Anyone wanting to understand our digital world could do worse than take Ben Hammersley’s book 64 Things to the beach this summer. Instead of the usual idea entrepreneur approach (a scary title, an instruction to forget everything we thought we knew & a selective retelling of the evidence) the book takes us through a series interrelated ideas in bite-sized chapters and lets the reader come to their own conclusions. Urgent, witty and well argued Hammersley is an enthusiastic guide who refuses to fall into the cyber-utopian camp, remaining objective throughout.
As well explaining techie nuts and bolts like how messages are sent via the internet the book focuses more on the consequences of technology, its’ intended and unintended effects on behaviour. Some of the most compelling parts describe the political, social or media change resulting from our networked culture.

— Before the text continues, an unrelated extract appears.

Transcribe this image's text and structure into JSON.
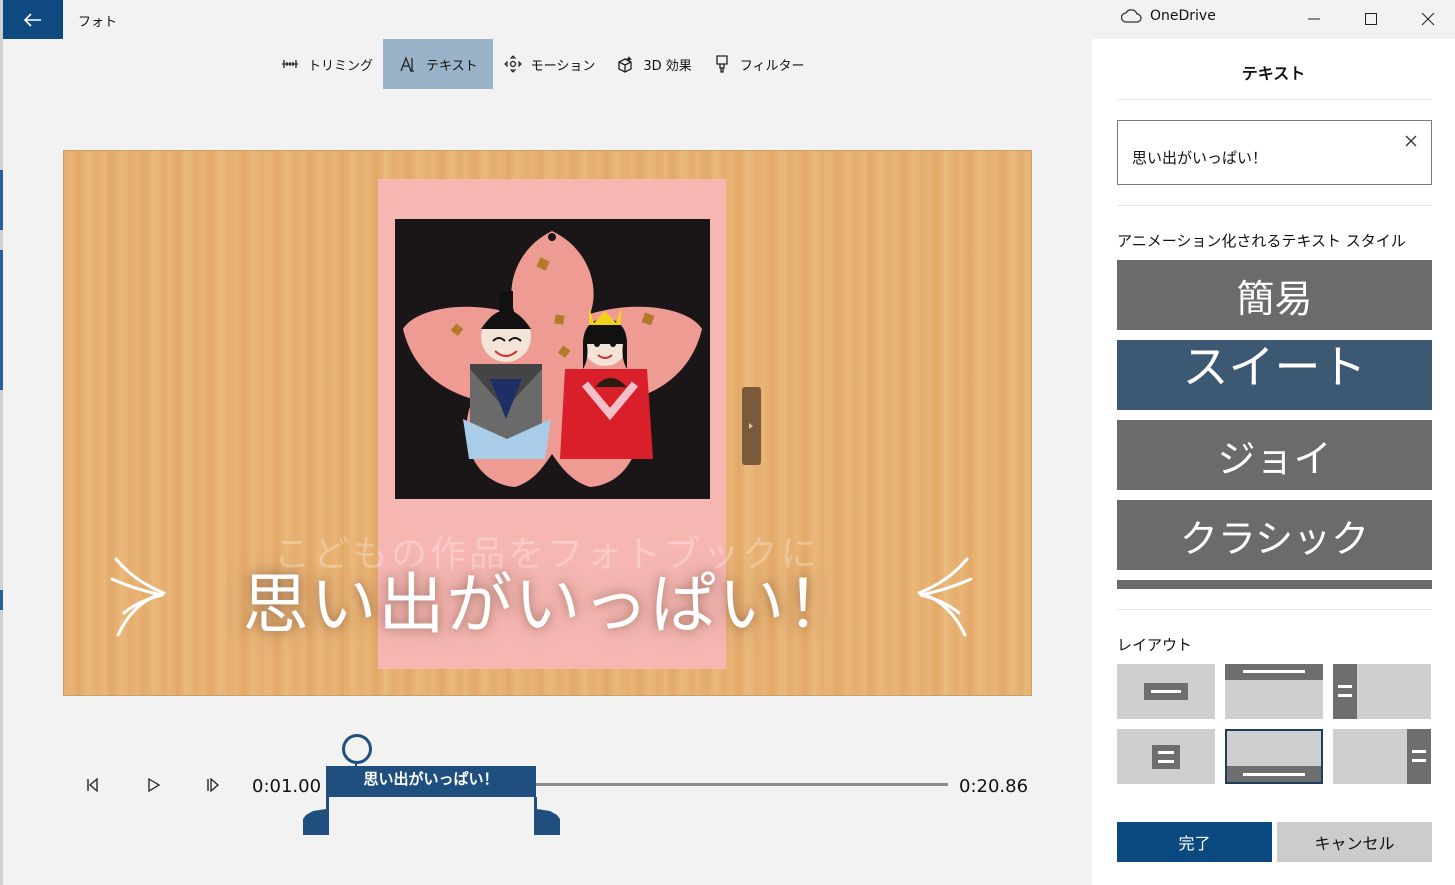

A unifying theme is that “…etiquette around usage lags way behind the technological capabilities”. We’re in the midst of profound technological shift and are still working out the right balance in many areas of our lives:
Where we live – early commentators assumed the internet would allow us to cut physical ties and work anywhere. As the chapters on the Rebirth of Distance and Spatial Fix explain encouraging people to remain in their separate units is actually a pretty conservative argument. People enjoy other people: “chat is a much higher bandwidth activity than we realised”. Ultimately “the internet augments real space, it doesn’t replace it”. The knowledge work of the twenty first century seems more effective in high density urban hubs. The post-war shift to suburban living doesn’t suit our new economy very well it seems. The planning response – clusters like East London’s Tech city recognises this.
How we interact with others – as we know it’s easier to voice extreme views online. Anonymity combined with a lack of social cues lead to the Online Disinhibition Effect. Hammersley suggests the ODE is so pervasive that the only way to maintain online discourse is by community moderation orcompelling posts to be linked to real life identities.
Being authors if our own record –The social networking revolution means we create huge data shadows. One interesting question posed is “is there such as thing as the right to privacy of one’s future self?”
Choosing how we use technology – perhaps our relationship with technology is not as linear as had been assumed. Instead of an ever closer relationship with technology, perhaps we’ll gain perspective and pick and choose more judiciously? Hammersley describes people going from “excited first contact with the basics of the networked environment, via exhilarating immersion in its complexity, to, increasingly a pared-back simplicity in their internet usage that allows them to live harmoniously with and on the new platform”.
Thought provoking stuff.